> [Given data]:
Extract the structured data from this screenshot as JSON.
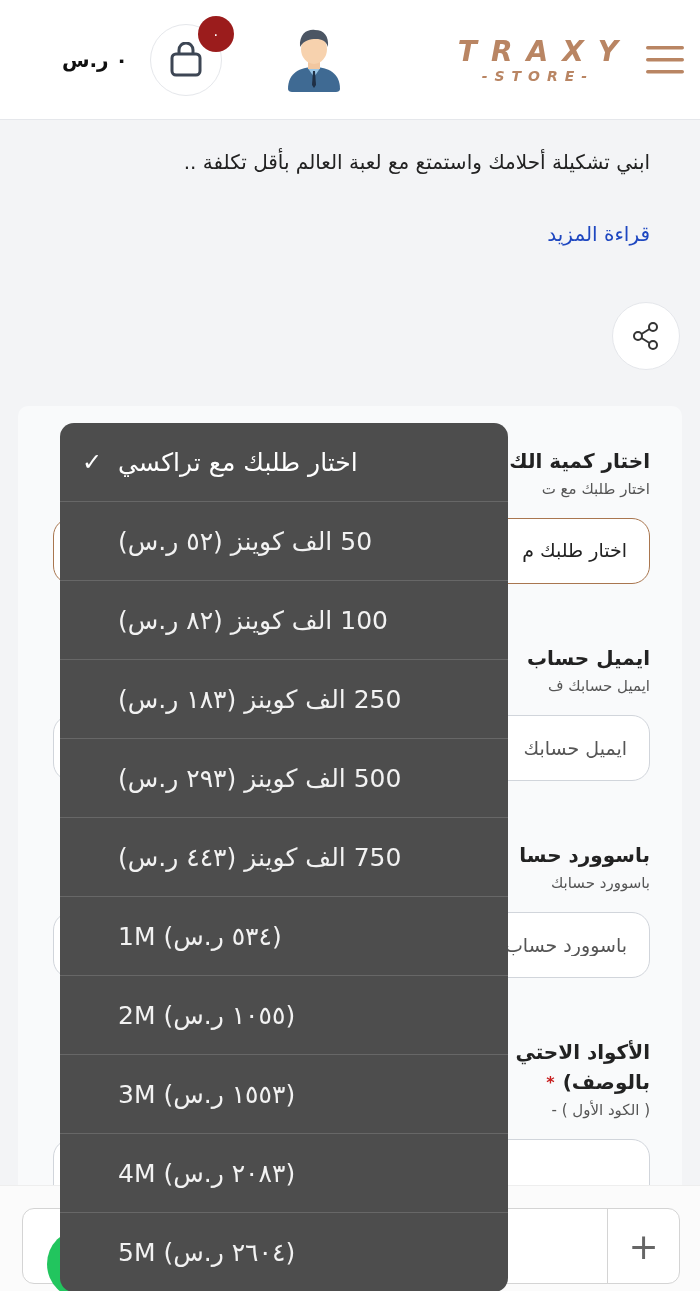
{
  "header": {
    "logo_title": "TRAXY",
    "logo_subtitle": "-STORE-",
    "cart_count": "٠",
    "cart_total": "٠ ر.س"
  },
  "description": {
    "text": "ابني تشكيلة أحلامك واستمتع مع لعبة العالم بأقل تكلفة ..",
    "read_more": "قراءة المزيد"
  },
  "form": {
    "fields": [
      {
        "kind": "select",
        "label": "اختار كمية الك",
        "hint": "اختار طلبك مع ت",
        "value": "اختار طلبك م"
      },
      {
        "kind": "input",
        "label": "ايميل حساب",
        "hint": "ايميل حسابك ف",
        "placeholder": "ايميل حسابك"
      },
      {
        "kind": "input",
        "label": "باسوورد حسا",
        "hint": "باسوورد حسابك",
        "placeholder": "باسوورد حساب"
      },
      {
        "kind": "input",
        "label": "الأكواد الاحتي",
        "label_line2": "بالوصف)",
        "required_mark": "*",
        "hint": "( الكود الأول ) -"
      }
    ]
  },
  "dropdown": {
    "options": [
      {
        "label": "اختار طلبك مع تراكسي",
        "check": "✓",
        "selected": true
      },
      {
        "label": "50 الف كوينز (٥٢ ر.س)",
        "selected": false
      },
      {
        "label": "100 الف كوينز (٨٢ ر.س)",
        "selected": false
      },
      {
        "label": "250 الف كوينز (١٨٣ ر.س)",
        "selected": false
      },
      {
        "label": "500 الف كوينز (٢٩٣ ر.س)",
        "selected": false
      },
      {
        "label": "750 الف كوينز (٤٤٣ ر.س)",
        "selected": false
      },
      {
        "label": "1M (٥٣٤ ر.س)",
        "selected": false
      },
      {
        "label": "2M (١٠٥٥ ر.س)",
        "selected": false
      },
      {
        "label": "3M (١٥٥٣ ر.س)",
        "selected": false
      },
      {
        "label": "4M (٢٠٨٣ ر.س)",
        "selected": false
      },
      {
        "label": "5M (٢٦٠٤ ر.س)",
        "selected": false
      }
    ]
  },
  "quantity": {
    "plus": "+"
  }
}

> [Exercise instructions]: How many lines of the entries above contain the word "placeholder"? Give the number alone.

> [Task answer]: 2